Senior Lecturer Kit Franklin was the winner of the President’s Award – which recognises a mid-career engineer who has made outstanding progress in the agricultural engineering industry.
Kit, who progressed from his initial MEng (Hons) Agricultural Engineering degree at Harper Adams to become first a Research Assistant, and then a senior lecturer, received the award for the work he has been doing to drive forward the Hands Free Hectare and subsequent Hands Free Farm projects at the university, along with wider outreach and publicity for the Agricultural Engineering profession.
His work – alongside the project team – was highlighted by IAgrE during the prizegiving ceremony, held virtually on the evening of April 27. The success of the project – which is now being upscaled to become the Hands-Free Farm – and its impact in the press, on television, and on social media were all covered as part of the IAgrE citation.
Attendees were told: “Kit’s ability to drive this project and then present the work to listeners at all levels, demonstrating understanding not only of the technologies involved, but of the challenges that application of these technologies face in the agricultural field situation, make him an exceptional ambassador for the Agricultural Engineering profession.
“To have achieved this during the early stages of his career make him a worthy recipient of this year’s President’s Award.”
Kit said: “I was surprised and honoured to be recognised and receive the President’s Award, which has previously been awarded to some very prominent members of the Institution and the Agricultural Engineering sector.
“After the challenges of lockdowns over the past year, the consortium has made great technical developments on the Hands Free Farm, which has enabled us to establish 30ha of crops for harvest 2021.
“Harvest will be challenging for both the technology and logistics – after which winter crop establishment drilling will use two tractors and drills working together to increase work rates.”
The newly renamed President’s Award replaces the Michael Dwyer Memorial Prize, initiated by the Council of the Institution to celebrate the life of Dr Michael Dwyer who died suddenly in August 1997 whilst halfway through his two-year term of office as President of the Institution. In his memory, branches, specialist groups and individual members of the Institution made donations to establish a fund with which to provide an annual prize.

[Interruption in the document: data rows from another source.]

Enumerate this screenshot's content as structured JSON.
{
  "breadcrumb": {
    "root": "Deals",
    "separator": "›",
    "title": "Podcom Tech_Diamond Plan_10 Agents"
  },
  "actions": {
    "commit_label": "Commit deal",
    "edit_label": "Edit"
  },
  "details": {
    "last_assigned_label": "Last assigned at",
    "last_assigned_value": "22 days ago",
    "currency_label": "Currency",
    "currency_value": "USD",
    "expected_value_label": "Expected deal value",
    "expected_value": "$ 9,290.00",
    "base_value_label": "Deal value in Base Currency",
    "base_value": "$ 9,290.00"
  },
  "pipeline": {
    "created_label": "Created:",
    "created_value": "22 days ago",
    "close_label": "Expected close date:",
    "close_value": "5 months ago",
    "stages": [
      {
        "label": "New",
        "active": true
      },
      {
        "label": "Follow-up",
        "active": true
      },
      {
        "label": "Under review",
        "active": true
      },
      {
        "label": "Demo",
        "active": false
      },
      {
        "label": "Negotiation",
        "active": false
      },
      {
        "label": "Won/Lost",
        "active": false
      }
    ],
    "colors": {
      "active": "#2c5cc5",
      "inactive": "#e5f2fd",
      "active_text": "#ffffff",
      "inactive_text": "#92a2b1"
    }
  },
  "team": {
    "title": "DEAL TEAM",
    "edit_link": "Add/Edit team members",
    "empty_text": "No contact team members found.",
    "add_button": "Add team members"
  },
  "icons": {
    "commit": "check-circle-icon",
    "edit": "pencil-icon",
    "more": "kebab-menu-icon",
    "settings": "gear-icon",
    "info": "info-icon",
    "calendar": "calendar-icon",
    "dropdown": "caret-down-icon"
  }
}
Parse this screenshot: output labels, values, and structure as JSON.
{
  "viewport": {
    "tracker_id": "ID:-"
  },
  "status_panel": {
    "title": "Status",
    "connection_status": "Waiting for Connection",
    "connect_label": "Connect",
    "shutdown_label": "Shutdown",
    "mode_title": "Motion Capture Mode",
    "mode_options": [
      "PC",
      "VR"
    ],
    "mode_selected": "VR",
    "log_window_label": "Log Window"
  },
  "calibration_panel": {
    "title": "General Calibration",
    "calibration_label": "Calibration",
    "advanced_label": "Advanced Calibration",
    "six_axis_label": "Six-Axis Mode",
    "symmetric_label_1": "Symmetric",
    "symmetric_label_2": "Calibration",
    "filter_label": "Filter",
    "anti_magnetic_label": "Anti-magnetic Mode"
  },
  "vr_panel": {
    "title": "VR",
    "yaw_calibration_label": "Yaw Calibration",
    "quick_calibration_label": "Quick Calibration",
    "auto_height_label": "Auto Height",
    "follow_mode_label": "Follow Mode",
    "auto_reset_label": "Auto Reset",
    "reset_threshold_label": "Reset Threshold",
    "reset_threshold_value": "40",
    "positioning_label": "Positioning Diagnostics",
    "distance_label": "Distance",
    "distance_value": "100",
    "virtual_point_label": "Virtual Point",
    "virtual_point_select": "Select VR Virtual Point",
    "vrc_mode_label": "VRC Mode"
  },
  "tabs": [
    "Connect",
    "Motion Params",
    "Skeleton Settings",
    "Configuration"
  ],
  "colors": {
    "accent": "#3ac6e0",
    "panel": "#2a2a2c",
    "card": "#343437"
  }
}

Three Harper Adams students were also honoured at the awards.
The Student Safety award was won by Huw Gilchrist, from Gloucestershire, for a project examining the design and development of a safe load indicator for a tractor and fore-end loader.
Huw said: “I am delighted to be named as the recipient of the IAgrE Student Safety Award .
“It is a real privilege and a great way to end my time at Harper Adams. It is nice to be recognised for the time and effort I put into the project and its potential to be developed further to improve farm safety.”
The project was part of Huw’s final year on his BEng (Hons) in Agricultural Engineering and saw him design and develop the safe load indicator – aimed at reducing accidents from lifting instability.
Huw added: “Strain gauges mounted on the tractor’s rear axle were linked to coloured LEDs to simulate the load chart and a warning buzzer to create the operator interface all run by a microprocessor.
“Simply, if the weight applied to the loader is in the safe zone, green LEDs would illuminate. If the load increases to a dangerous point, increasing the likelihood of overturn, yellow or red LEDs would illuminate in conjunction with the buzzer sounding to warn the operator of potential danger.
“This is similar to devices found on telehandlers and cranes, but current regulations do not require tractor and fore-end loaders to be fitted with them – despite the obvious risks involved – hence the need for such a system to be designed.
“I’d like to add a massive thank you to the engineering course team that made it all possible, especially Tom Underhill and David White for helping with the technical elements and supervising the project.”
Finally, both the undergraduate and postgraduate winners of the CNH Industrial Award were from the university
Andrew Hardy’s thesis, looking into the development of a compact excavator attachment for lifting trees out of the ground with a root ball, secured the undergraduate prize and William Hook’s thesis – examining the design and evaluation of seed dispersal units to increase seed placement accuracy on a Stanhay Pro Air Multiline precision seed drill using EDEM software – secured the postgraduate prize.
CEO of IAgrE, Charlie Nicklin, said: “A huge congratulations to the IAgrE award winners at Harper Adams University. You should be proud of your achievements and we wish you well in your future careers.”